# Slope of a Line

The slope $m$ of a line passing through two points $({x}_{1},{y}_{1})$ and $({x}_{2},{y}_{2})$ is:

$m=\frac{{y}_{2}\text{\hspace{0.17em}}-\text{\hspace{0.17em}}{y}_{1}}{{x}_{2}\text{\hspace{0.17em}}-\text{\hspace{0.17em}}{x}_{1}}$

If the graph of a line rises from left to right, the slope is positive. If the graph of the line falls from left to right the slope is negative.

**Example:**

Find the slope of the line passing through the points $(-3,17)$ and $(4,3)$.
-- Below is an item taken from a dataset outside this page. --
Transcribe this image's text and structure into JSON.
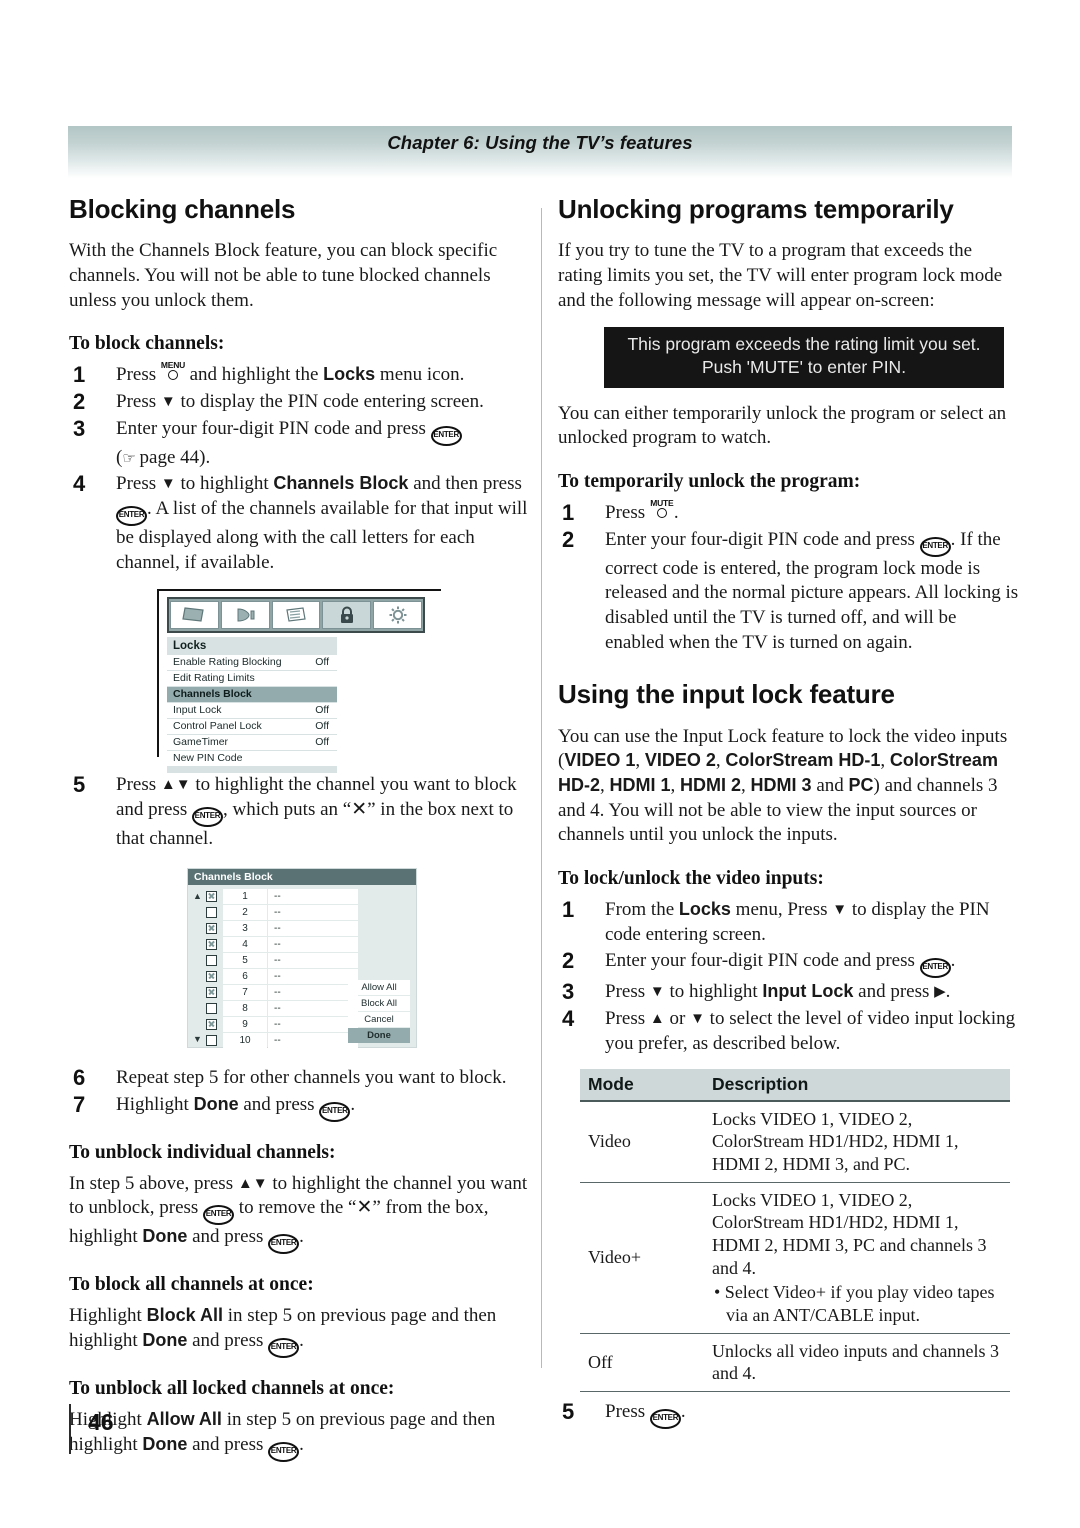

Substituting ${x}_{1}=-3,{y}_{1}=17,{x}_{2}=4,\text{\hspace{0.17em}}\text{\hspace{0.17em}}\text{and}\text{\hspace{0.17em}}\text{\hspace{0.17em}}{y}_{2}=3$, we get:

$m=\frac{3\text{\hspace{0.17em}}-\text{\hspace{0.17em}}17}{4\text{\hspace{0.17em}}-\text{\hspace{0.17em}}(-3)}=\frac{-14}{7}=-2$

So the slope is $-2$.

## You can follow the steps below to find the slope of any line.

$1$) Pick any two points on the line. (Pick points with integer coordinates to make your life easier.)

$2$) Draw a vertical line going down from the higher point.

$3$) Draw a horizontal line from the other point so that it meets the vertical line.

$4$) You now have a right triangle, called a **slope triangle**. Find the lengths of the vertical and the horizontal legs.

$5$) Divide the length of the vertical leg (the “rise”) by the length of the horizontal leg (the “run”). This quotient is the slope of the line.

$\frac{\text{rise}}{\text{run}}=\frac{2}{6}=\frac{1}{3}$

So the slope of the line in this example is $\frac{1}{3}$.

If the right angle is on the left side of the triangle, the slope is negative.

## Horizontal and Vertical Lines

Horizontal lines have slope zero, since the “rise” is zero.

Vertical lines have undefined slope, since the “run” is zero, and division by zero is not allowed.